Records contained in a dataset
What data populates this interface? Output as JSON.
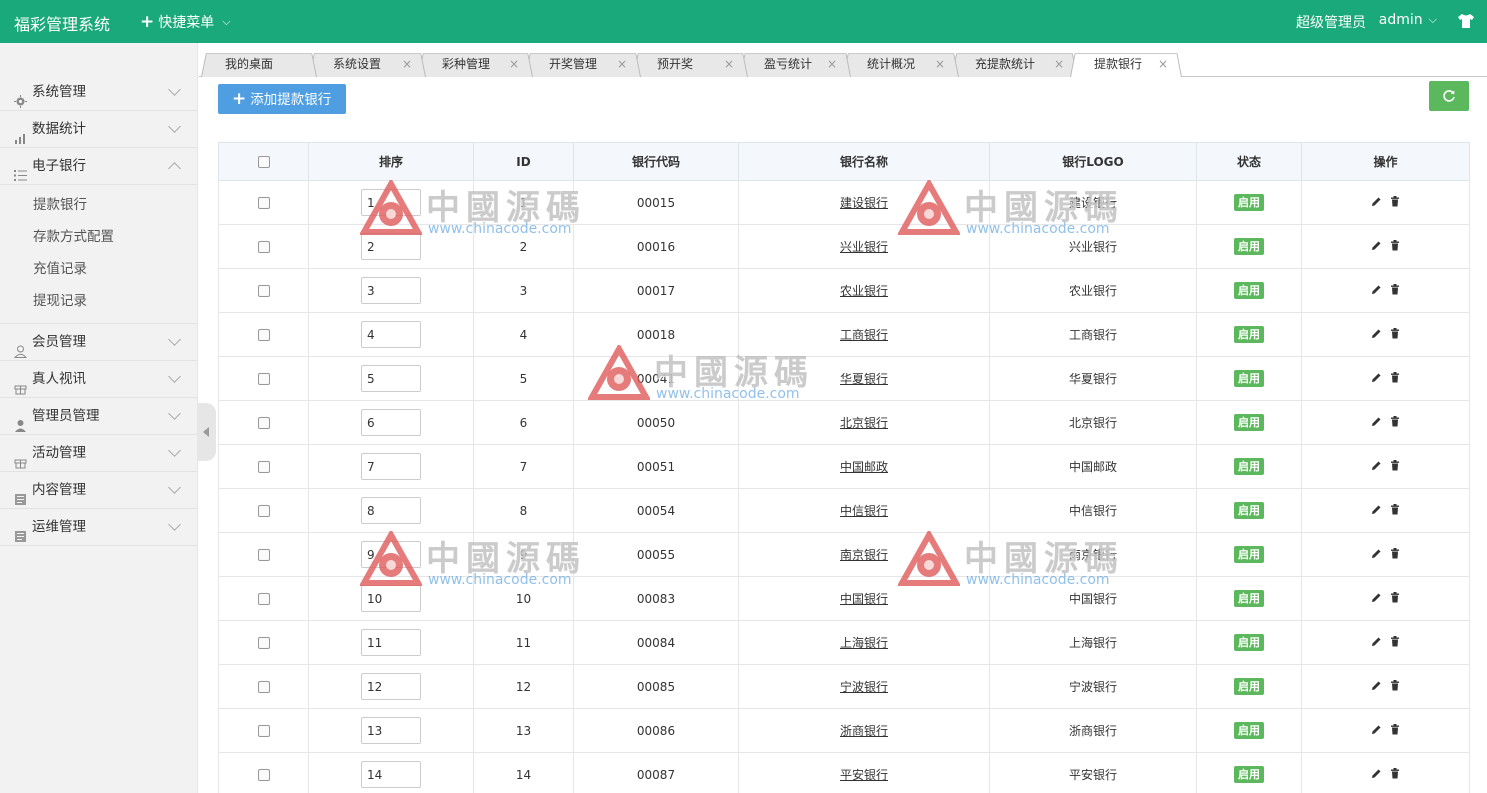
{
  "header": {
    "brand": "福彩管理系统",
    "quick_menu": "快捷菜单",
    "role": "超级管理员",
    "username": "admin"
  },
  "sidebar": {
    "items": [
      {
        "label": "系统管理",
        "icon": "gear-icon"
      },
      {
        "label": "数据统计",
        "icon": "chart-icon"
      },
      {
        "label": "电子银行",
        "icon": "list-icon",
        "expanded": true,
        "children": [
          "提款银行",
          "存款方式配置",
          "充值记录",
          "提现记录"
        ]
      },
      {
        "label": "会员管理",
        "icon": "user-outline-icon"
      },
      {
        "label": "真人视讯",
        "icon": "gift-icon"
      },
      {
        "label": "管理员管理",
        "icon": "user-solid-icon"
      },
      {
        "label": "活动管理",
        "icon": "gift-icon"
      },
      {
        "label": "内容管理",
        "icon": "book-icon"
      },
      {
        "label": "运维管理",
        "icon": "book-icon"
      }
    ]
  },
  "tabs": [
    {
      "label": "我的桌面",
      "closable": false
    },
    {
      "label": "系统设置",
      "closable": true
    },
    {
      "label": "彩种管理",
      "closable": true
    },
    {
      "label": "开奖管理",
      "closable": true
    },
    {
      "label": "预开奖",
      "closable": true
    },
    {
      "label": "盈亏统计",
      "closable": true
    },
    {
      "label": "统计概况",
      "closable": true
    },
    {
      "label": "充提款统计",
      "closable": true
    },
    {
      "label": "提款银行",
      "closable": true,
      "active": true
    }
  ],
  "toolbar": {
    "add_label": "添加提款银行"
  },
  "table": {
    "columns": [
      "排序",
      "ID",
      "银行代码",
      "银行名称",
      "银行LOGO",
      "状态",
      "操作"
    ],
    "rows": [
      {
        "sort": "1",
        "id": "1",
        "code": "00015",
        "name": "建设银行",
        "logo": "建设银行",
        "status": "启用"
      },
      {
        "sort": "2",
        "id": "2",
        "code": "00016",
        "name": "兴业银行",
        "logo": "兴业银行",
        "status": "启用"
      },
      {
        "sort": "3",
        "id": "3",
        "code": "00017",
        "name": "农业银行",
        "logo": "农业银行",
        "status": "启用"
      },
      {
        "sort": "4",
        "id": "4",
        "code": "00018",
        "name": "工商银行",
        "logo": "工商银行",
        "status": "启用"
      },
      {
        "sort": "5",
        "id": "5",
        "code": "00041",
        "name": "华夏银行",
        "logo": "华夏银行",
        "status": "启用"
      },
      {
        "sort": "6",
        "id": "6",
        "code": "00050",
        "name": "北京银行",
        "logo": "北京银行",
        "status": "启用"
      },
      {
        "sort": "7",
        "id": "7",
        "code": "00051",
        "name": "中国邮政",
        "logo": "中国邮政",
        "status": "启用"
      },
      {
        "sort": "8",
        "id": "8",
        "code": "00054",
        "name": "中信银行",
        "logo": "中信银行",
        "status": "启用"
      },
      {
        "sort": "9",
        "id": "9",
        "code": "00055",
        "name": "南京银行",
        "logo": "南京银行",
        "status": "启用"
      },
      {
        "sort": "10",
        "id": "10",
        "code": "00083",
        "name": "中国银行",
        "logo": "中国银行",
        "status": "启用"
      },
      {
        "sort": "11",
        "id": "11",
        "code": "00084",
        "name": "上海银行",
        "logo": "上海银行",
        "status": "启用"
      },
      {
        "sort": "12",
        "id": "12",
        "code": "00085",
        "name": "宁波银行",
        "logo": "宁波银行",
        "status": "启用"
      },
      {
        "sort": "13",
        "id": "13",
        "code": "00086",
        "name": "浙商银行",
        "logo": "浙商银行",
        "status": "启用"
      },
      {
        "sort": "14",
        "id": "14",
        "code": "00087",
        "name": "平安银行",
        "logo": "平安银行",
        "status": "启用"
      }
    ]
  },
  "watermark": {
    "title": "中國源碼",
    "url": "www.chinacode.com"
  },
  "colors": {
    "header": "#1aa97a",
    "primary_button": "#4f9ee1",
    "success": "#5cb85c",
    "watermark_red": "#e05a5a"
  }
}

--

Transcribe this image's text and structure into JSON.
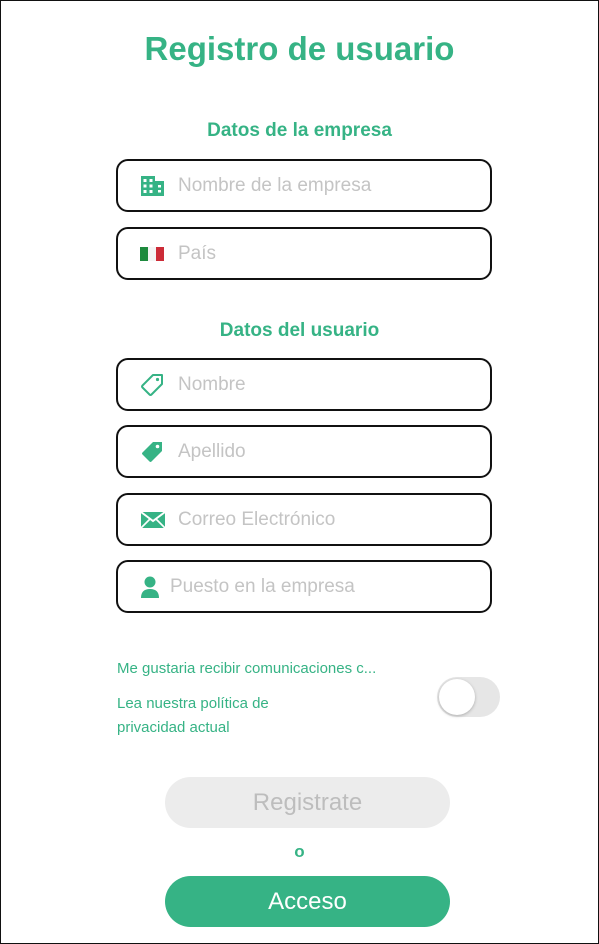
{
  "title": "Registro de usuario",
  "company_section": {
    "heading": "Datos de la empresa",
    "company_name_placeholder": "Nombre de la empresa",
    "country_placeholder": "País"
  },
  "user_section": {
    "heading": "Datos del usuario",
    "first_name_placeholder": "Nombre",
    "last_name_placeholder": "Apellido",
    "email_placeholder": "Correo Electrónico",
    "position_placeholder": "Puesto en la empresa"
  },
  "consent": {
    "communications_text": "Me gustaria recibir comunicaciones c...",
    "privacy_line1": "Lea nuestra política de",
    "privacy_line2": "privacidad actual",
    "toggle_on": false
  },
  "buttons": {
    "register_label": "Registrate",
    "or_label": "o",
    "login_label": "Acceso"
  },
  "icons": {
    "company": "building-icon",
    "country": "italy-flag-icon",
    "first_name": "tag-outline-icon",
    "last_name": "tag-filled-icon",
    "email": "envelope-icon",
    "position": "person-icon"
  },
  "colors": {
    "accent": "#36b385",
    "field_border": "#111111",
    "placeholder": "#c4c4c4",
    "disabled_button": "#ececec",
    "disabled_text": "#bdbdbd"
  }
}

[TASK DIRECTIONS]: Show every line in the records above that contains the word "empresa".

[COMPLETED TASK]:
    "heading": "Datos de la empresa",
    "company_name_placeholder": "Nombre de la empresa",
    "position_placeholder": "Puesto en la empresa"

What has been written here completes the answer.